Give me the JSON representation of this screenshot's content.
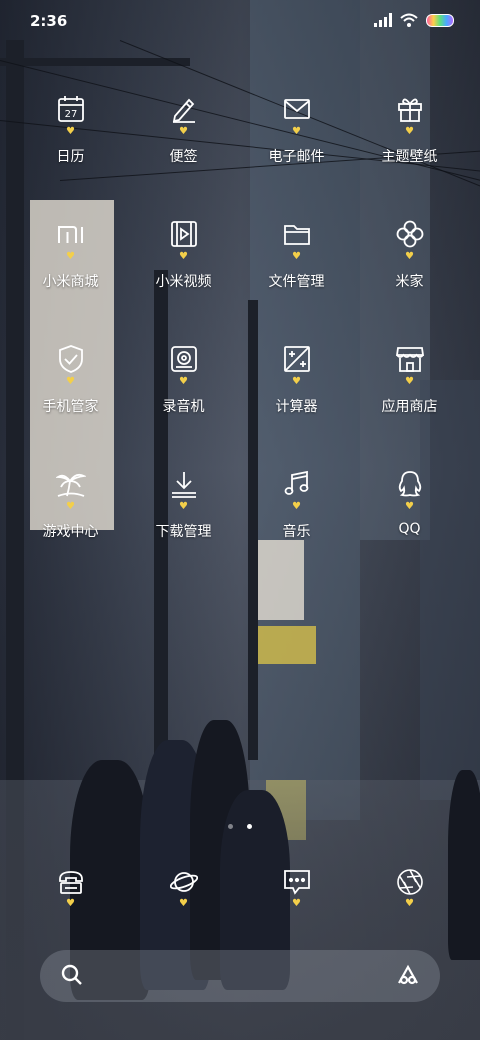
{
  "status_bar": {
    "time": "2:36"
  },
  "apps": [
    {
      "label": "日历",
      "icon": "calendar-icon",
      "badge": "♥"
    },
    {
      "label": "便签",
      "icon": "pen-icon",
      "badge": "♥"
    },
    {
      "label": "电子邮件",
      "icon": "mail-icon",
      "badge": "♥"
    },
    {
      "label": "主题壁纸",
      "icon": "gift-icon",
      "badge": "♥"
    },
    {
      "label": "小米商城",
      "icon": "mi-logo-icon",
      "badge": "♥"
    },
    {
      "label": "小米视频",
      "icon": "film-icon",
      "badge": "♥"
    },
    {
      "label": "文件管理",
      "icon": "folder-icon",
      "badge": "♥"
    },
    {
      "label": "米家",
      "icon": "clover-icon",
      "badge": "♥"
    },
    {
      "label": "手机管家",
      "icon": "shield-icon",
      "badge": "♥"
    },
    {
      "label": "录音机",
      "icon": "recorder-icon",
      "badge": "♥"
    },
    {
      "label": "计算器",
      "icon": "calculator-icon",
      "badge": "♥"
    },
    {
      "label": "应用商店",
      "icon": "store-icon",
      "badge": "♥"
    },
    {
      "label": "游戏中心",
      "icon": "palm-tree-icon",
      "badge": "♥"
    },
    {
      "label": "下载管理",
      "icon": "download-icon",
      "badge": "♥"
    },
    {
      "label": "音乐",
      "icon": "music-note-icon",
      "badge": "♥"
    },
    {
      "label": "QQ",
      "icon": "qq-penguin-icon",
      "badge": "♥"
    }
  ],
  "dock": [
    {
      "icon": "phone-icon",
      "badge": "♥"
    },
    {
      "icon": "planet-icon",
      "badge": "♥"
    },
    {
      "icon": "message-icon",
      "badge": "♥"
    },
    {
      "icon": "camera-shutter-icon",
      "badge": "♥"
    }
  ],
  "pager": {
    "pages": 2,
    "current": 2
  },
  "colors": {
    "badge": "#f3cf4a",
    "text": "#ffffff"
  }
}
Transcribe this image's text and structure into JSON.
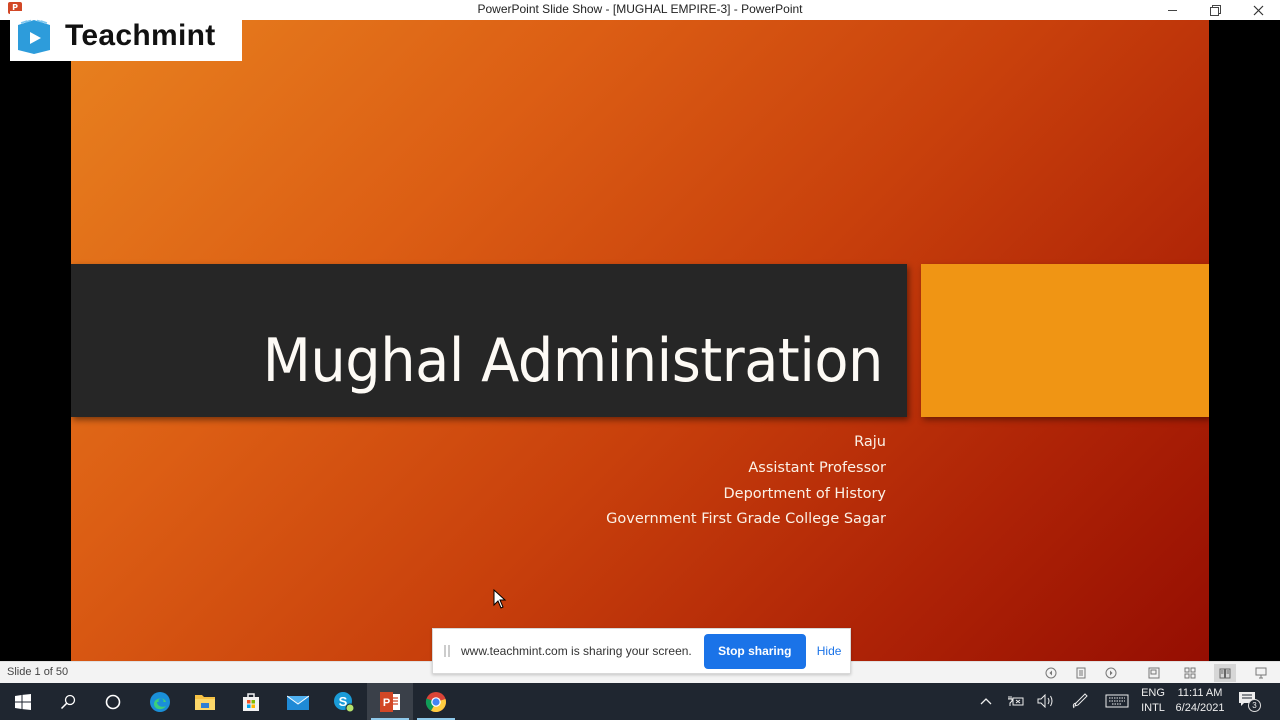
{
  "window": {
    "title": "PowerPoint Slide Show - [MUGHAL EMPIRE-3] - PowerPoint",
    "app_icon_label": "P",
    "controls": [
      "minimize",
      "restore",
      "close"
    ]
  },
  "watermark": {
    "brand": "Teachmint",
    "logo_color": "#2d9cdb"
  },
  "slide": {
    "title": "Mughal Administration",
    "subtitle_lines": [
      "Raju",
      "Assistant Professor",
      "Deportment of History",
      "Government First Grade College Sagar"
    ],
    "colors": {
      "band": "#262626",
      "accent": "#f09514",
      "gradient_start": "#e8821f",
      "gradient_end": "#950e02"
    }
  },
  "share_bar": {
    "message": "www.teachmint.com is sharing your screen.",
    "stop_label": "Stop sharing",
    "hide_label": "Hide",
    "accent": "#1a73e8"
  },
  "statusbar": {
    "slide_indicator": "Slide 1 of 50",
    "icons": [
      "previous-icon",
      "slide-menu-icon",
      "next-icon",
      "normal-view-icon",
      "slide-sorter-icon",
      "reading-view-icon",
      "slideshow-icon"
    ],
    "active_view": "reading-view-icon"
  },
  "taskbar": {
    "apps": [
      "start",
      "search",
      "cortana",
      "edge",
      "file-explorer",
      "store",
      "mail",
      "skype",
      "powerpoint",
      "chrome"
    ],
    "active_app": "powerpoint",
    "language_line1": "ENG",
    "language_line2": "INTL",
    "time": "11:11 AM",
    "date": "6/24/2021",
    "notification_count": "3"
  }
}
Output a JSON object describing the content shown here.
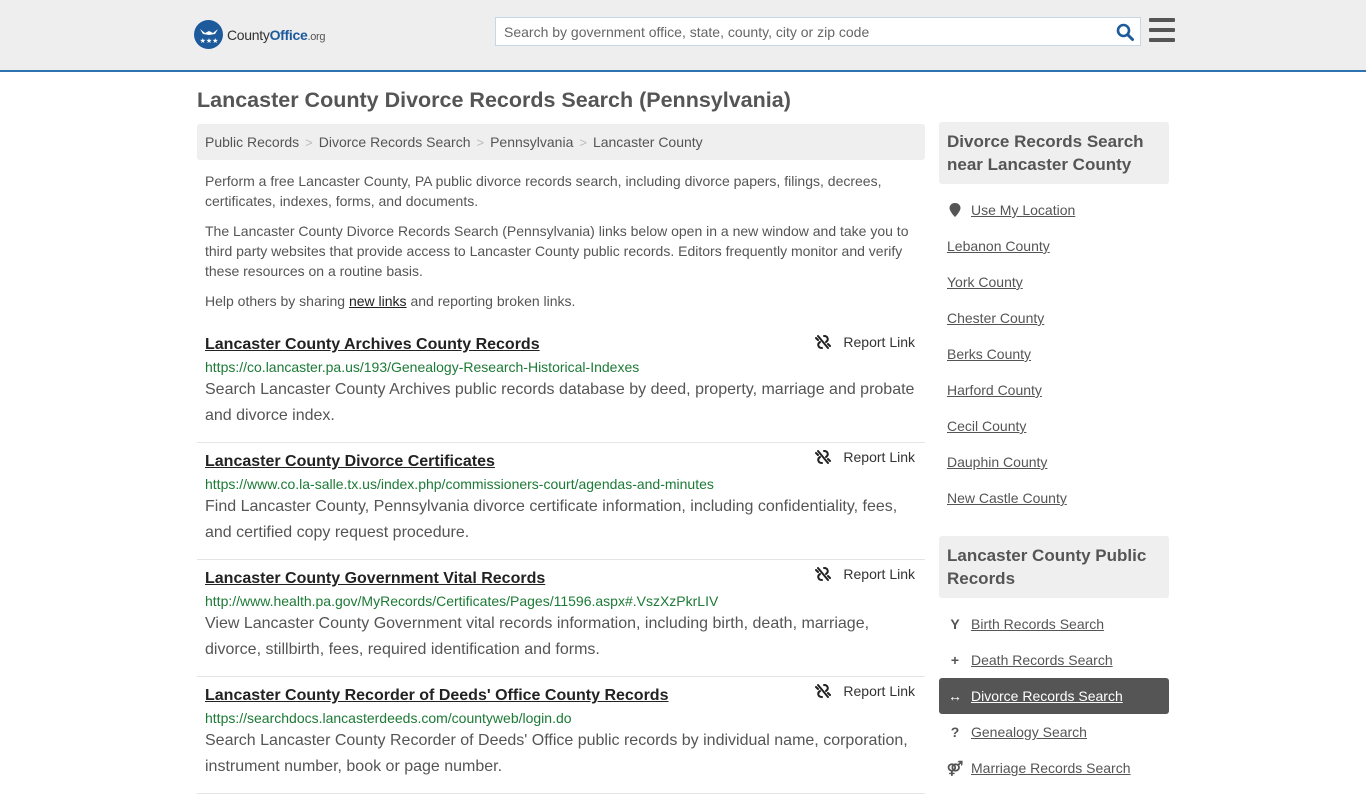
{
  "header": {
    "logo": {
      "part1": "County",
      "part2": "Office",
      "part3": ".org"
    },
    "search": {
      "placeholder": "Search by government office, state, county, city or zip code",
      "value": ""
    }
  },
  "page": {
    "title": "Lancaster County Divorce Records Search (Pennsylvania)"
  },
  "breadcrumb": [
    {
      "label": "Public Records"
    },
    {
      "label": "Divorce Records Search"
    },
    {
      "label": "Pennsylvania"
    },
    {
      "label": "Lancaster County"
    }
  ],
  "breadcrumb_separator": ">",
  "intro": {
    "p1": "Perform a free Lancaster County, PA public divorce records search, including divorce papers, filings, decrees, certificates, indexes, forms, and documents.",
    "p2": "The Lancaster County Divorce Records Search (Pennsylvania) links below open in a new window and take you to third party websites that provide access to Lancaster County public records. Editors frequently monitor and verify these resources on a routine basis.",
    "p3_before": "Help others by sharing ",
    "p3_link": "new links",
    "p3_after": " and reporting broken links."
  },
  "results": [
    {
      "title": "Lancaster County Archives County Records",
      "url": "https://co.lancaster.pa.us/193/Genealogy-Research-Historical-Indexes",
      "description": "Search Lancaster County Archives public records database by deed, property, marriage and probate and divorce index.",
      "report_label": "Report Link"
    },
    {
      "title": "Lancaster County Divorce Certificates",
      "url": "https://www.co.la-salle.tx.us/index.php/commissioners-court/agendas-and-minutes",
      "description": "Find Lancaster County, Pennsylvania divorce certificate information, including confidentiality, fees, and certified copy request procedure.",
      "report_label": "Report Link"
    },
    {
      "title": "Lancaster County Government Vital Records",
      "url": "http://www.health.pa.gov/MyRecords/Certificates/Pages/11596.aspx#.VszXzPkrLIV",
      "description": "View Lancaster County Government vital records information, including birth, death, marriage, divorce, stillbirth, fees, required identification and forms.",
      "report_label": "Report Link"
    },
    {
      "title": "Lancaster County Recorder of Deeds' Office County Records",
      "url": "https://searchdocs.lancasterdeeds.com/countyweb/login.do",
      "description": "Search Lancaster County Recorder of Deeds' Office public records by individual name, corporation, instrument number, book or page number.",
      "report_label": "Report Link"
    }
  ],
  "sidebar": {
    "nearby": {
      "heading": "Divorce Records Search near Lancaster County",
      "use_location": {
        "label": "Use My Location",
        "icon": "map-marker-icon"
      },
      "items": [
        {
          "label": "Lebanon County"
        },
        {
          "label": "York County"
        },
        {
          "label": "Chester County"
        },
        {
          "label": "Berks County"
        },
        {
          "label": "Harford County"
        },
        {
          "label": "Cecil County"
        },
        {
          "label": "Dauphin County"
        },
        {
          "label": "New Castle County"
        }
      ]
    },
    "public_records": {
      "heading": "Lancaster County Public Records",
      "items": [
        {
          "label": "Birth Records Search",
          "icon": "child-icon",
          "glyph": "Y",
          "active": false
        },
        {
          "label": "Death Records Search",
          "icon": "plus-icon",
          "glyph": "+",
          "active": false
        },
        {
          "label": "Divorce Records Search",
          "icon": "arrows-horizontal-icon",
          "glyph": "↔",
          "active": true
        },
        {
          "label": "Genealogy Search",
          "icon": "question-icon",
          "glyph": "?",
          "active": false
        },
        {
          "label": "Marriage Records Search",
          "icon": "marriage-icon",
          "glyph": "⚤",
          "active": false
        }
      ]
    }
  },
  "colors": {
    "brand": "#1c5a9c",
    "topbar_border": "#2f72b0",
    "url_green": "#1c7a36",
    "active_item_bg": "#555555"
  }
}
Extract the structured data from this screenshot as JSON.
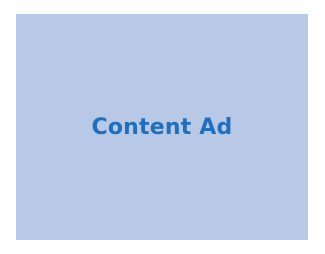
{
  "ad": {
    "label": "Content Ad",
    "background_color": "#b7c9e6",
    "text_color": "#1f6fbe"
  }
}
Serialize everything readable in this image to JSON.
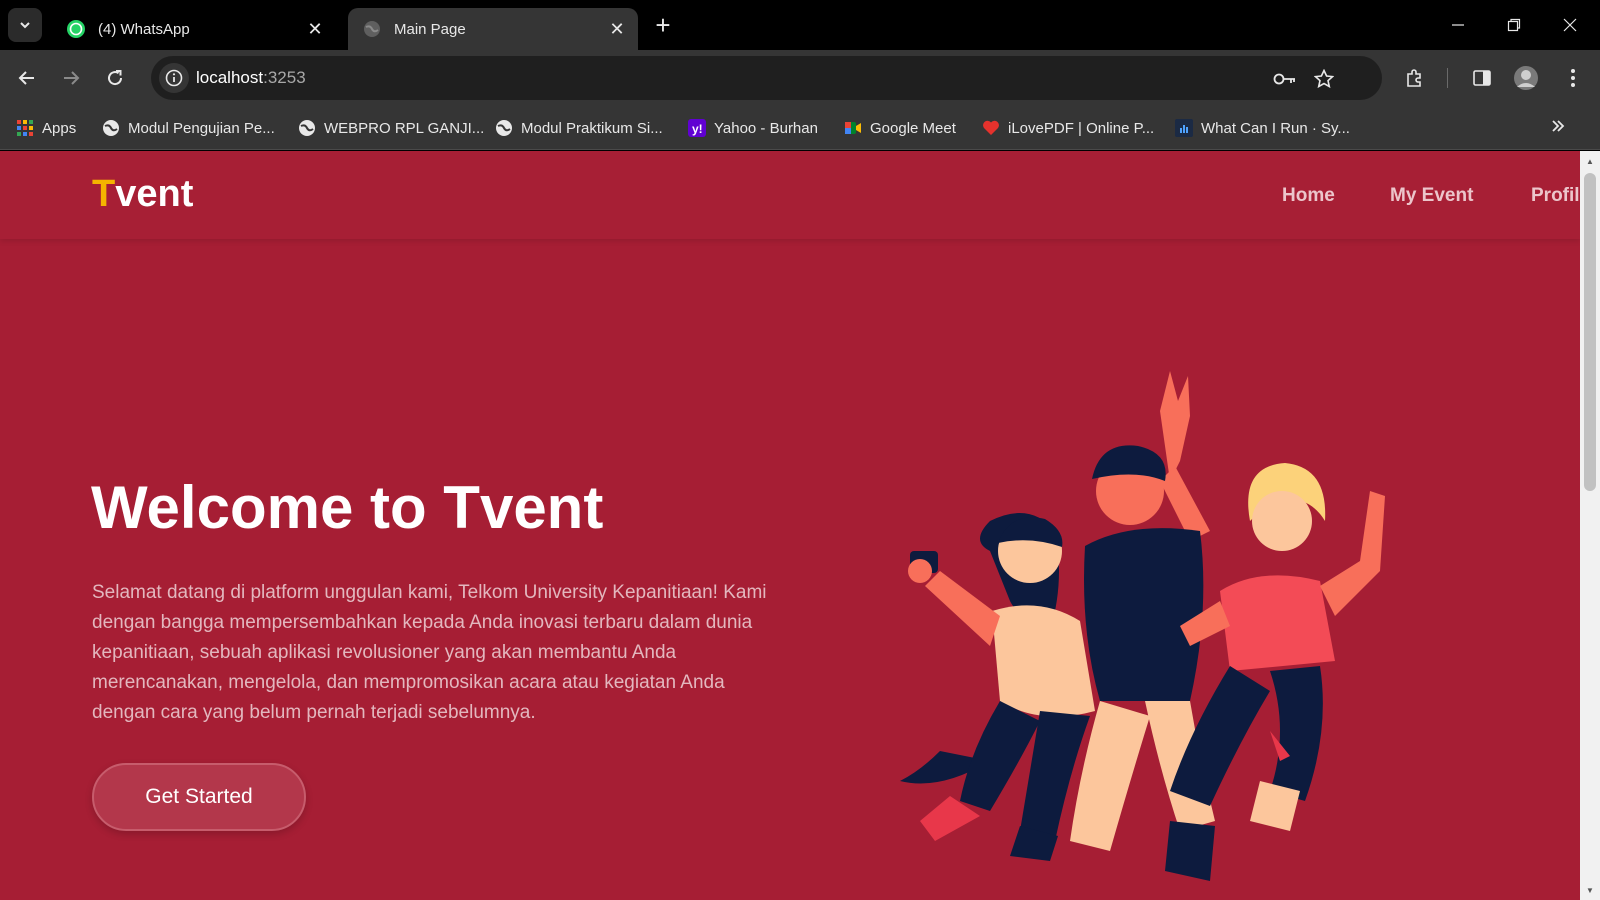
{
  "browser": {
    "tabs": [
      {
        "title": "(4) WhatsApp",
        "icon": "whatsapp-icon",
        "active": false
      },
      {
        "title": "Main Page",
        "icon": "globe-icon",
        "active": true
      }
    ],
    "address": {
      "host": "localhost",
      "port": ":3253"
    },
    "bookmarks": [
      {
        "label": "Apps",
        "icon": "apps-grid-icon"
      },
      {
        "label": "Modul Pengujian Pe...",
        "icon": "globe-icon"
      },
      {
        "label": "WEBPRO RPL GANJI...",
        "icon": "globe-icon"
      },
      {
        "label": "Modul Praktikum Si...",
        "icon": "globe-icon"
      },
      {
        "label": "Yahoo - Burhan",
        "icon": "yahoo-icon"
      },
      {
        "label": "Google Meet",
        "icon": "google-meet-icon"
      },
      {
        "label": "iLovePDF | Online P...",
        "icon": "heart-icon"
      },
      {
        "label": "What Can I Run · Sy...",
        "icon": "site-icon"
      }
    ]
  },
  "site": {
    "logo_first": "T",
    "logo_rest": "vent",
    "nav": [
      "Home",
      "My Event",
      "Profil"
    ],
    "hero_title": "Welcome to Tvent",
    "hero_text": "Selamat datang di platform unggulan kami, Telkom University Kepanitiaan! Kami dengan bangga mempersembahkan kepada Anda inovasi terbaru dalam dunia kepanitiaan, sebuah aplikasi revolusioner yang akan membantu Anda merencanakan, mengelola, dan mempromosikan acara atau kegiatan Anda dengan cara yang belum pernah terjadi sebelumnya.",
    "cta_label": "Get Started"
  },
  "colors": {
    "page_bg": "#a61e34",
    "logo_accent": "#f5b400",
    "button_bg": "#b3374b"
  }
}
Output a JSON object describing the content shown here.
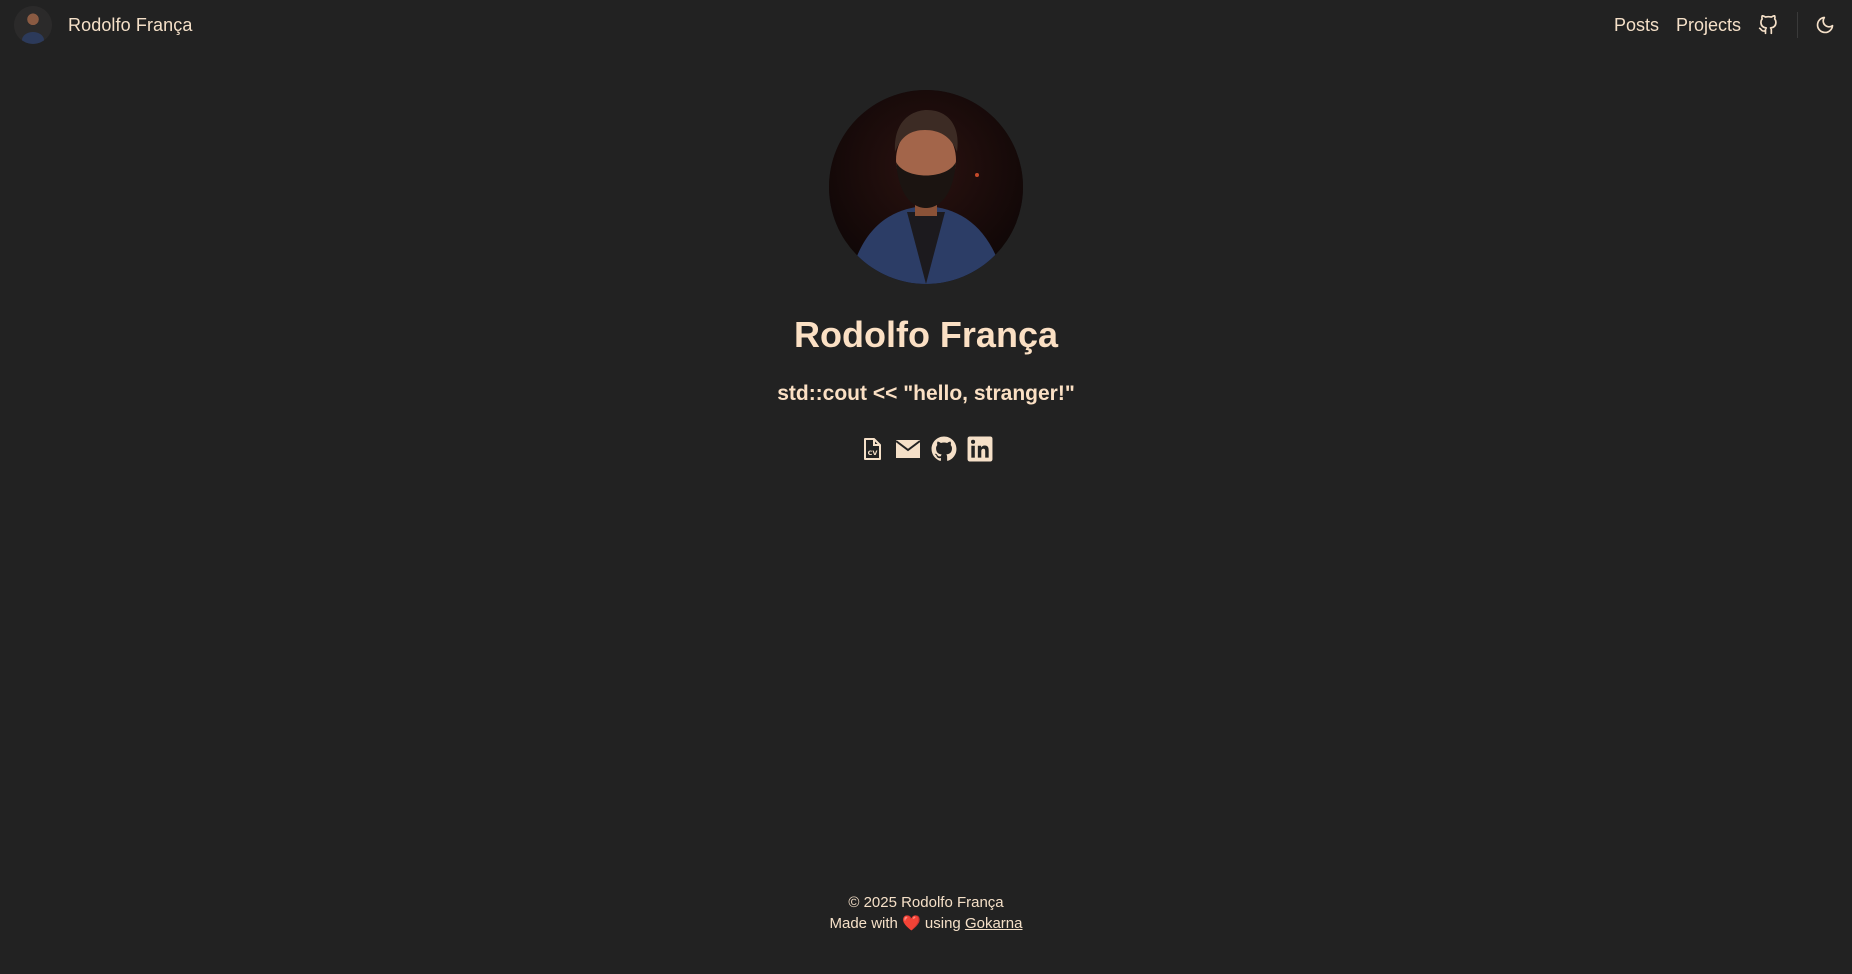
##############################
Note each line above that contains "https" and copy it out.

Response to this exercise >>
      "url": "https://co.lancaster.pa.us/193/Genealogy-Research-Historical-Indexes",
      "url": "https://www.co.la-salle.tx.us/index.php/commissioners-court/agendas-and-minutes",
      "url": "https://searchdocs.lancasterdeeds.com/countyweb/login.do",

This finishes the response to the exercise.